──────── EXTRACTED INFORMATION
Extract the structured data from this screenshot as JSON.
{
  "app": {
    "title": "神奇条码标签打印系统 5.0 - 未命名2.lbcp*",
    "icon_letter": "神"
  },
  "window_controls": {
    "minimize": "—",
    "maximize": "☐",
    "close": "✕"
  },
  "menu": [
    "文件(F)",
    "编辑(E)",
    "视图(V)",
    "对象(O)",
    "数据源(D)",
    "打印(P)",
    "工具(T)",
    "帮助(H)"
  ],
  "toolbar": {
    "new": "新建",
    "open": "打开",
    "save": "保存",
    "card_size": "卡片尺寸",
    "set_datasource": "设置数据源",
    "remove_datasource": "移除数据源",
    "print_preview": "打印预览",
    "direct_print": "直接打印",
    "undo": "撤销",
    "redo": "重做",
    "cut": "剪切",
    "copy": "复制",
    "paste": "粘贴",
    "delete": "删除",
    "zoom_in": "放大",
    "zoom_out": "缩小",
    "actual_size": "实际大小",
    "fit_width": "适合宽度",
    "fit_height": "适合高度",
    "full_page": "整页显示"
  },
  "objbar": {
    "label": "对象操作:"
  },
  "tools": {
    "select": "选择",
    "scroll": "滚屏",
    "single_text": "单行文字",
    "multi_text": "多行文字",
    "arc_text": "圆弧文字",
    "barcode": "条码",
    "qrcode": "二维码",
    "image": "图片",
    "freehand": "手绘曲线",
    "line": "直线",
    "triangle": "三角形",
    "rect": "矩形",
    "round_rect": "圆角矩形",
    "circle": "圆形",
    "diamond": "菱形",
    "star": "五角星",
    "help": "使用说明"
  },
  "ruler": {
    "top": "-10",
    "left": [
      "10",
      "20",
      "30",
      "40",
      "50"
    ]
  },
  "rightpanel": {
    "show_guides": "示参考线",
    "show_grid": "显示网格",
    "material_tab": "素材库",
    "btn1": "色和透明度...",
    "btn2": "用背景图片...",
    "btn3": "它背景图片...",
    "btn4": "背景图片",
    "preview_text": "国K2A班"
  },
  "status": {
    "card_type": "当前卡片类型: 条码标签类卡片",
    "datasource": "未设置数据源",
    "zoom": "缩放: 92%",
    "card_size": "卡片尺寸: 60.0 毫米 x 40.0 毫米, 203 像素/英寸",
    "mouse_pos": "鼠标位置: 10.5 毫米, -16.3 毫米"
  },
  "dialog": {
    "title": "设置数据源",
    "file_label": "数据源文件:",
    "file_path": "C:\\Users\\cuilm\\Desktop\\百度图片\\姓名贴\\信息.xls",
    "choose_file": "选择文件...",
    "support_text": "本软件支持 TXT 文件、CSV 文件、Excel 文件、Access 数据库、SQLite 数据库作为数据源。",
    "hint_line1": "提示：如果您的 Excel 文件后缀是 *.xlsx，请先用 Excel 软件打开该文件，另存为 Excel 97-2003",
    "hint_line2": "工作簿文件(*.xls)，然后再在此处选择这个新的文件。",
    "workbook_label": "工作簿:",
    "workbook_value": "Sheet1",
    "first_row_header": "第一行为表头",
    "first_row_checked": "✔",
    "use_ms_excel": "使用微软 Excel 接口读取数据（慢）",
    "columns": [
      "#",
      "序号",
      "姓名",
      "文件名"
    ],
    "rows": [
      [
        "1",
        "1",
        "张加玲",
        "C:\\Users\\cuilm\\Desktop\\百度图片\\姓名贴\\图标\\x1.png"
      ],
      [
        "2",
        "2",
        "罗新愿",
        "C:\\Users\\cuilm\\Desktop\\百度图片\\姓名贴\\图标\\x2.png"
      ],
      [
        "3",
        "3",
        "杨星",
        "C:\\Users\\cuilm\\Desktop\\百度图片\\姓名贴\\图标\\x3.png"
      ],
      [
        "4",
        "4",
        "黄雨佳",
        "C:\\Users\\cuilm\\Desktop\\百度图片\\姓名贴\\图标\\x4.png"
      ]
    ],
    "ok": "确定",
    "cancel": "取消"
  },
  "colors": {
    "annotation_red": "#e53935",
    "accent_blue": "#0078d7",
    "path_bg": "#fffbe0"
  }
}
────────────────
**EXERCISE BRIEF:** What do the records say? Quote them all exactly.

**RESULT FOR THIS EXERCISE:**
Extract the structured data from this screenshot as JSON.
{
  "app": {
    "title": "神奇条码标签打印系统 5.0 - 未命名2.lbcp*",
    "icon_letter": "神"
  },
  "window_controls": {
    "minimize": "—",
    "maximize": "☐",
    "close": "✕"
  },
  "menu": [
    "文件(F)",
    "编辑(E)",
    "视图(V)",
    "对象(O)",
    "数据源(D)",
    "打印(P)",
    "工具(T)",
    "帮助(H)"
  ],
  "toolbar": {
    "new": "新建",
    "open": "打开",
    "save": "保存",
    "card_size": "卡片尺寸",
    "set_datasource": "设置数据源",
    "remove_datasource": "移除数据源",
    "print_preview": "打印预览",
    "direct_print": "直接打印",
    "undo": "撤销",
    "redo": "重做",
    "cut": "剪切",
    "copy": "复制",
    "paste": "粘贴",
    "delete": "删除",
    "zoom_in": "放大",
    "zoom_out": "缩小",
    "actual_size": "实际大小",
    "fit_width": "适合宽度",
    "fit_height": "适合高度",
    "full_page": "整页显示"
  },
  "objbar": {
    "label": "对象操作:"
  },
  "tools": {
    "select": "选择",
    "scroll": "滚屏",
    "single_text": "单行文字",
    "multi_text": "多行文字",
    "arc_text": "圆弧文字",
    "barcode": "条码",
    "qrcode": "二维码",
    "image": "图片",
    "freehand": "手绘曲线",
    "line": "直线",
    "triangle": "三角形",
    "rect": "矩形",
    "round_rect": "圆角矩形",
    "circle": "圆形",
    "diamond": "菱形",
    "star": "五角星",
    "help": "使用说明"
  },
  "ruler": {
    "top": "-10",
    "left": [
      "10",
      "20",
      "30",
      "40",
      "50"
    ]
  },
  "rightpanel": {
    "show_guides": "示参考线",
    "show_grid": "显示网格",
    "material_tab": "素材库",
    "btn1": "色和透明度...",
    "btn2": "用背景图片...",
    "btn3": "它背景图片...",
    "btn4": "背景图片",
    "preview_text": "国K2A班"
  },
  "status": {
    "card_type": "当前卡片类型: 条码标签类卡片",
    "datasource": "未设置数据源",
    "zoom": "缩放: 92%",
    "card_size": "卡片尺寸: 60.0 毫米 x 40.0 毫米, 203 像素/英寸",
    "mouse_pos": "鼠标位置: 10.5 毫米, -16.3 毫米"
  },
  "dialog": {
    "title": "设置数据源",
    "file_label": "数据源文件:",
    "file_path": "C:\\Users\\cuilm\\Desktop\\百度图片\\姓名贴\\信息.xls",
    "choose_file": "选择文件...",
    "support_text": "本软件支持 TXT 文件、CSV 文件、Excel 文件、Access 数据库、SQLite 数据库作为数据源。",
    "hint_line1": "提示：如果您的 Excel 文件后缀是 *.xlsx，请先用 Excel 软件打开该文件，另存为 Excel 97-2003",
    "hint_line2": "工作簿文件(*.xls)，然后再在此处选择这个新的文件。",
    "workbook_label": "工作簿:",
    "workbook_value": "Sheet1",
    "first_row_header": "第一行为表头",
    "first_row_checked": "✔",
    "use_ms_excel": "使用微软 Excel 接口读取数据（慢）",
    "columns": [
      "#",
      "序号",
      "姓名",
      "文件名"
    ],
    "rows": [
      [
        "1",
        "1",
        "张加玲",
        "C:\\Users\\cuilm\\Desktop\\百度图片\\姓名贴\\图标\\x1.png"
      ],
      [
        "2",
        "2",
        "罗新愿",
        "C:\\Users\\cuilm\\Desktop\\百度图片\\姓名贴\\图标\\x2.png"
      ],
      [
        "3",
        "3",
        "杨星",
        "C:\\Users\\cuilm\\Desktop\\百度图片\\姓名贴\\图标\\x3.png"
      ],
      [
        "4",
        "4",
        "黄雨佳",
        "C:\\Users\\cuilm\\Desktop\\百度图片\\姓名贴\\图标\\x4.png"
      ]
    ],
    "ok": "确定",
    "cancel": "取消"
  },
  "colors": {
    "annotation_red": "#e53935",
    "accent_blue": "#0078d7",
    "path_bg": "#fffbe0"
  }
}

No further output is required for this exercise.